An Australian woman born in 2017 can expect to live an average 85 years and have two children or less. Any man in her life is more likely than not to die before her, by a few years.
Members of the Baby Boomer generation born between 1946 and 1964 are hitting their later years – those born in 1946 are 71 and generally retired, the babies of the Baby Boomers are 53 and suddenly wondering if they’ve got enough superannuation.
In a 2007 Australian House of Representatives report on older people and the law, the looming Baby Boomer age bulge was described as Australia facing its “inescapable demographic destiny” – more older people than ever before, living longer than before and with fewer children to care for them.
While it’s a cause for celebration that people living in our lucky country are living longer than ever before, on average, with that age comes increased disabilities and chronic conditions.
About one in three Australians over the age of 75 are living with “severe or profound core activity limitations”, and one in three over 85 have dementia.
This inescapable demographic destiny has fuelled the development of retirement villages, nursing homes and different forms of aged care facilities. It has also put a focus on an emerging and serious problem – elder abuse.
In a landmark report released this week for the Federal Government – Elder Abuse: A National Legal Response – Australia has articulated the principle that all who live in this country have rights which do not diminish with age, to live dignified, self-determined lives free from exploitation, violence and abuse. The report was required because the reality, for many older Australians, is not so certain.
Newcastle solicitor Catherine Henry has been a long term advocate for reform within the aged-care sector after shocking examples of elder abuse and neglect, both in institutions and within the community.
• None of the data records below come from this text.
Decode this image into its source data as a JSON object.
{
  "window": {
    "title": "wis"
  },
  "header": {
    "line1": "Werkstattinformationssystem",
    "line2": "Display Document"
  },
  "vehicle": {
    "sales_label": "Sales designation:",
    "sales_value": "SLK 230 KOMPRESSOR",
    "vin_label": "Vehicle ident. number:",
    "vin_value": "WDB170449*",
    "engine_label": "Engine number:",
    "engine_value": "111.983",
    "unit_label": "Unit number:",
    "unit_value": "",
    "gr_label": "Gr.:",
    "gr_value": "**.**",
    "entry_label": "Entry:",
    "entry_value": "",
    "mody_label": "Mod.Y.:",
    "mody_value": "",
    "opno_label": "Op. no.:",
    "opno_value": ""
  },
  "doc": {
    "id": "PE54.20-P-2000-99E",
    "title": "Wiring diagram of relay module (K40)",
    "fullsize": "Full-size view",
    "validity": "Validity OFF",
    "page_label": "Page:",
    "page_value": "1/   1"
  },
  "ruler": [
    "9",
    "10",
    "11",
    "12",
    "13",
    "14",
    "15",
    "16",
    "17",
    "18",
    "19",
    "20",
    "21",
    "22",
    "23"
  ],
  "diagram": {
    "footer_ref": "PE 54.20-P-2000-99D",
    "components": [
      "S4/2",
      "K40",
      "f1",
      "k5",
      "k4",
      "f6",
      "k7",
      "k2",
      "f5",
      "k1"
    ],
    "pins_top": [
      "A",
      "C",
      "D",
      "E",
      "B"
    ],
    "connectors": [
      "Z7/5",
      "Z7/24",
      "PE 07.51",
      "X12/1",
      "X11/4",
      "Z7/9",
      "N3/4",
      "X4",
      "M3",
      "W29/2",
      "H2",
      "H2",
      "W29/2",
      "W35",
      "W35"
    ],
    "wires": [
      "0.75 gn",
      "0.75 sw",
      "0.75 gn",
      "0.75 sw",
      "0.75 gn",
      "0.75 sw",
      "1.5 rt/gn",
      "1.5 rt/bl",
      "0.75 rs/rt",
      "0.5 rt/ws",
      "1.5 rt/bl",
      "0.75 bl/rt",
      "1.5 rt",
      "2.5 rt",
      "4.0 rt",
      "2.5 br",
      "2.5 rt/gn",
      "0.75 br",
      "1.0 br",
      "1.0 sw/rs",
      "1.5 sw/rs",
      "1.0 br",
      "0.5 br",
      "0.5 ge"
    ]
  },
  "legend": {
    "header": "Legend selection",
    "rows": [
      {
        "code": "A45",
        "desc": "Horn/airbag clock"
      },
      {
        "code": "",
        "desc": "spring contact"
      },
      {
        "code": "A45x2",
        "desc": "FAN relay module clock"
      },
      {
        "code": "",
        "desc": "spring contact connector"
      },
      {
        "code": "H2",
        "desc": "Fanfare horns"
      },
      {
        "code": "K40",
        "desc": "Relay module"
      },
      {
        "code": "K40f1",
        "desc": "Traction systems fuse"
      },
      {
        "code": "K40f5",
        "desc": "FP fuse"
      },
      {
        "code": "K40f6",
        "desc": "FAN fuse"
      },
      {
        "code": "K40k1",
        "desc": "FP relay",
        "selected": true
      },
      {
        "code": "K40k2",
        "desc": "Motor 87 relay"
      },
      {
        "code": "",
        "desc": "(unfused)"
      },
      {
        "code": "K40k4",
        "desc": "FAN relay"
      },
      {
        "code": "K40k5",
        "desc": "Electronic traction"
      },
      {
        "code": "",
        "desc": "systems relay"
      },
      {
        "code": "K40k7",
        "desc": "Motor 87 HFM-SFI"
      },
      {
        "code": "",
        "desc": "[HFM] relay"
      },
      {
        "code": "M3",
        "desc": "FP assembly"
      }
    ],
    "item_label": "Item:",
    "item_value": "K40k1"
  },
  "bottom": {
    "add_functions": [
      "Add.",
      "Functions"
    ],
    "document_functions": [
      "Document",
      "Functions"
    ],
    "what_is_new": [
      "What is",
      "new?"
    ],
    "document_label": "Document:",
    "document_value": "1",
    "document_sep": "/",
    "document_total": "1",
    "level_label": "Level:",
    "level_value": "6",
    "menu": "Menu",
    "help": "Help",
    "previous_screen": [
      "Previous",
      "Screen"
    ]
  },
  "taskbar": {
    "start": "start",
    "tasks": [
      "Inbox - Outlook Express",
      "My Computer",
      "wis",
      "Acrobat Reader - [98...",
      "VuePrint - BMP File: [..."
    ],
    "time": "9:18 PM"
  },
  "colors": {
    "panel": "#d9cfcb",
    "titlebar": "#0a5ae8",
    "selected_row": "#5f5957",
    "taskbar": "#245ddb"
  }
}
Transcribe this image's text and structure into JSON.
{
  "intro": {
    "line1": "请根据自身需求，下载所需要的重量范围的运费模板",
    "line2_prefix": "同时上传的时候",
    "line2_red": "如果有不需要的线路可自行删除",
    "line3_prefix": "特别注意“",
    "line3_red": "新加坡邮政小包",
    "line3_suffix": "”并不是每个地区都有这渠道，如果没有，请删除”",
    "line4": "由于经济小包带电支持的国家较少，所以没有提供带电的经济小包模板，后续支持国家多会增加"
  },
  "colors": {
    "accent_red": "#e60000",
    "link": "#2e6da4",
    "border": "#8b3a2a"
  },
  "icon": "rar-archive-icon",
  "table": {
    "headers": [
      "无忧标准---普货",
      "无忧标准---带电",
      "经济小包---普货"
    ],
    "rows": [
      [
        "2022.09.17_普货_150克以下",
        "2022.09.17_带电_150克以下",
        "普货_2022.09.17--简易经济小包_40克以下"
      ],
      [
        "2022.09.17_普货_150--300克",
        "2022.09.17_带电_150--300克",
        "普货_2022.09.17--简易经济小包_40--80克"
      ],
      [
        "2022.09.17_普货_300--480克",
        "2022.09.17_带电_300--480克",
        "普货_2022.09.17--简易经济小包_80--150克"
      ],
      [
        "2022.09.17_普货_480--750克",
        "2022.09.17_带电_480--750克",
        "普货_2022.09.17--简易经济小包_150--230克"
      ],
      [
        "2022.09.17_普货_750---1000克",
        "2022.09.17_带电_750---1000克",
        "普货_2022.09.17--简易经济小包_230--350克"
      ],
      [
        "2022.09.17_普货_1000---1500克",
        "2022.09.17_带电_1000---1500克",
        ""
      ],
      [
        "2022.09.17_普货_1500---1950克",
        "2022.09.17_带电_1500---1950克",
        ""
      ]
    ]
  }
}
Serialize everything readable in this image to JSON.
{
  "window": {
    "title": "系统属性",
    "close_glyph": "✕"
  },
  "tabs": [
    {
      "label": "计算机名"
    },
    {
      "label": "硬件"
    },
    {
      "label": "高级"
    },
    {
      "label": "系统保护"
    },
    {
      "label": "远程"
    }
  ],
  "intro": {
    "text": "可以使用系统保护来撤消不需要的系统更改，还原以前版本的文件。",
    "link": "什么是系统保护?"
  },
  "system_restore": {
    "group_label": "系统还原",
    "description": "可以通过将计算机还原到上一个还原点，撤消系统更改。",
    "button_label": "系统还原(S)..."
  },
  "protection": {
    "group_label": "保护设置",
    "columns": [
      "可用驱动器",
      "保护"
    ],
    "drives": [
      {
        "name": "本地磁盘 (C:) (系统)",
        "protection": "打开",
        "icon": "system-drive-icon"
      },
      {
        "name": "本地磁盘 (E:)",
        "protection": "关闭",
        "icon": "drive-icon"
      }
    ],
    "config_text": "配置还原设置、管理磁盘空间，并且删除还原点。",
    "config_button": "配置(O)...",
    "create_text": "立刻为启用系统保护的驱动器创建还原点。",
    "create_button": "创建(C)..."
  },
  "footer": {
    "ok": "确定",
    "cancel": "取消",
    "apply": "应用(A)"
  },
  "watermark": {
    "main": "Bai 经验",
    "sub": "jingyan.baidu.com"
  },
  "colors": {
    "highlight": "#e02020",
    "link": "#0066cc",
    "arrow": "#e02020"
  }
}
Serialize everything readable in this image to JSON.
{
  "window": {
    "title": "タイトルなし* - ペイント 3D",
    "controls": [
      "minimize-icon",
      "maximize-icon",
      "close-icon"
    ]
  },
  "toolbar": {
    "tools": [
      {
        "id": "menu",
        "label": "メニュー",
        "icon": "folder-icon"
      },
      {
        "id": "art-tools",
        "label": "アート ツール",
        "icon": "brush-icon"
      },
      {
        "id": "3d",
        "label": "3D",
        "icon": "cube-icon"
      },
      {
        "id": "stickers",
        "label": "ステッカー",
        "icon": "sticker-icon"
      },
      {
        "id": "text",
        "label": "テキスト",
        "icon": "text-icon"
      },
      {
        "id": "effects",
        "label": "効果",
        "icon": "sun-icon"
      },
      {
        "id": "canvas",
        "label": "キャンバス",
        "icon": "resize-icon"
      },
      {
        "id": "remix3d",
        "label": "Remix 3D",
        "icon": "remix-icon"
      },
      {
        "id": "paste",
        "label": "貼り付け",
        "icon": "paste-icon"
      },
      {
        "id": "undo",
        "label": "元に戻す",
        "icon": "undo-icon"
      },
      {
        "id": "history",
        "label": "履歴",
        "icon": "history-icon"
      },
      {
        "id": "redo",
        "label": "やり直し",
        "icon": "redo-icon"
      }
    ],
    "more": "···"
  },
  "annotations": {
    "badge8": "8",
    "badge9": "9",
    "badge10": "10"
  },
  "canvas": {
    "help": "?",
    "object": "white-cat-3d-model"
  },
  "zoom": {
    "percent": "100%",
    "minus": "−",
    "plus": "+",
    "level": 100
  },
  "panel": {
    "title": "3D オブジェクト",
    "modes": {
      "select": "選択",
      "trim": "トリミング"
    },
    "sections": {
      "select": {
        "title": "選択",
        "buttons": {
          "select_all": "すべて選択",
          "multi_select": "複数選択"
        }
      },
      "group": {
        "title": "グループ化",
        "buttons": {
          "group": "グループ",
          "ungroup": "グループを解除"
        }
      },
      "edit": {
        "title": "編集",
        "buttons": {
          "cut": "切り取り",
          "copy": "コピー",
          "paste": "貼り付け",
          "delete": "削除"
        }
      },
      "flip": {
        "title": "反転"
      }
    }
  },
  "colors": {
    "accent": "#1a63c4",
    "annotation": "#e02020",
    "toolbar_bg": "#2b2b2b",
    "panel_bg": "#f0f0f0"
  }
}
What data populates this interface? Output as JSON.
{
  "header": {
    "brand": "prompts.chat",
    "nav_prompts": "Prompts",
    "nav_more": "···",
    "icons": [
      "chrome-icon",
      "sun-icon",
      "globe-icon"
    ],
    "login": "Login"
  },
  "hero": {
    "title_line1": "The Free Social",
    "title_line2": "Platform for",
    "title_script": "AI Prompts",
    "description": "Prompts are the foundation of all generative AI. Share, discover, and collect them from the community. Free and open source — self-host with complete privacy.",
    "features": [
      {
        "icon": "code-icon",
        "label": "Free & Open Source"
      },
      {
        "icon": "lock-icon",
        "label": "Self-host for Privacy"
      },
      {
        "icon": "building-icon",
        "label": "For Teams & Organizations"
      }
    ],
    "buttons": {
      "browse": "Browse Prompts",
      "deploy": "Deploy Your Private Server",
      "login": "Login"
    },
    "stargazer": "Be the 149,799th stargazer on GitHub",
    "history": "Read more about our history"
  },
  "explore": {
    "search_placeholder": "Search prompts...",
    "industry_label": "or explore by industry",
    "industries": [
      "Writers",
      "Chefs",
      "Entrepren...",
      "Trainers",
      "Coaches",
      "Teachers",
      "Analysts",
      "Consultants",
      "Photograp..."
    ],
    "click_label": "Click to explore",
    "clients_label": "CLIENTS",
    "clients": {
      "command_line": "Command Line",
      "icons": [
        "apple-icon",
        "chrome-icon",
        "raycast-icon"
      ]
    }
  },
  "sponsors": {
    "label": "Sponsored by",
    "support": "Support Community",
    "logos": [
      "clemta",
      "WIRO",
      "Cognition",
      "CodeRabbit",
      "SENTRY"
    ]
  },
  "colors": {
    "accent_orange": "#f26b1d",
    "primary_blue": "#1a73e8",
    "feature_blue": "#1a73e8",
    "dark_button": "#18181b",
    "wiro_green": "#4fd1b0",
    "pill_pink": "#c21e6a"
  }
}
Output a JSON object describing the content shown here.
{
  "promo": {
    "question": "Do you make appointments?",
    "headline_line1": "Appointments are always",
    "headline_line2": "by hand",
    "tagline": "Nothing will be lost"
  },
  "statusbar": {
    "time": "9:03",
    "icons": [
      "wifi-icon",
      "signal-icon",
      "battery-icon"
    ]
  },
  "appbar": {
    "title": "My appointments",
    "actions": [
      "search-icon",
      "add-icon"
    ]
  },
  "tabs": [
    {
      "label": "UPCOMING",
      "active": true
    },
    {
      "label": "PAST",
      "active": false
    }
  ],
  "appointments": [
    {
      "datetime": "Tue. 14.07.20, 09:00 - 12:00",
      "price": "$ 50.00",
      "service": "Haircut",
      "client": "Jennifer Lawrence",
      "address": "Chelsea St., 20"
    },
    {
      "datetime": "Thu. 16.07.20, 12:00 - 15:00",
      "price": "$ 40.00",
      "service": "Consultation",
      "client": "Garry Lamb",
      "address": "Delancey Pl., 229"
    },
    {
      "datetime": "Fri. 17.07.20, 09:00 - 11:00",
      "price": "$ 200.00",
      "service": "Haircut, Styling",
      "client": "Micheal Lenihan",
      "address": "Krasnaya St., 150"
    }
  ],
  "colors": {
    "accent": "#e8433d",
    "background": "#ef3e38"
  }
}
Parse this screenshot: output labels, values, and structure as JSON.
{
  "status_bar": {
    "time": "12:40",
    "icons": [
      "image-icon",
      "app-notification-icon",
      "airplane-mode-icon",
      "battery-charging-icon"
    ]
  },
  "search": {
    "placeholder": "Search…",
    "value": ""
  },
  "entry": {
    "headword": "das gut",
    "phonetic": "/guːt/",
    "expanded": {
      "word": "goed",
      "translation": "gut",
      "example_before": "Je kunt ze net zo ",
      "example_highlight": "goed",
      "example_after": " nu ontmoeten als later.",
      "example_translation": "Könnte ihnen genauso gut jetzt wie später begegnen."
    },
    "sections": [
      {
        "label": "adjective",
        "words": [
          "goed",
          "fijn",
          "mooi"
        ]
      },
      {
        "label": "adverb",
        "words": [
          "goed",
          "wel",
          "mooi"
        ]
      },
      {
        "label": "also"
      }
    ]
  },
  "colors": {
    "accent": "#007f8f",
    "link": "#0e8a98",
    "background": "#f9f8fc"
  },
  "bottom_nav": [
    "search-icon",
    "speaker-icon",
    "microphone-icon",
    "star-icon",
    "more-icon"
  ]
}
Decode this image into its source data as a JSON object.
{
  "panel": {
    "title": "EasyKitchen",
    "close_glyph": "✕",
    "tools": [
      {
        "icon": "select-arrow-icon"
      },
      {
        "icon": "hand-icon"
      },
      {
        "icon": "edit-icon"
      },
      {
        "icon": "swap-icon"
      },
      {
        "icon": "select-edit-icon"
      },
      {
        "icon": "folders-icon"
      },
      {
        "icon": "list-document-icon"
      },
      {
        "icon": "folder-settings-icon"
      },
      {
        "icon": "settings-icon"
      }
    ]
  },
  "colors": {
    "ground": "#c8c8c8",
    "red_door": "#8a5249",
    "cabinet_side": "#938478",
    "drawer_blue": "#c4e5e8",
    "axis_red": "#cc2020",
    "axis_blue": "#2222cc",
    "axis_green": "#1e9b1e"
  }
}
She deserves credit for strongly criticising the failure of successive governments to more strongly regulate the sector, while relying on courts to provide a deterrent effect.
It is for governments, now, to act on recommendations.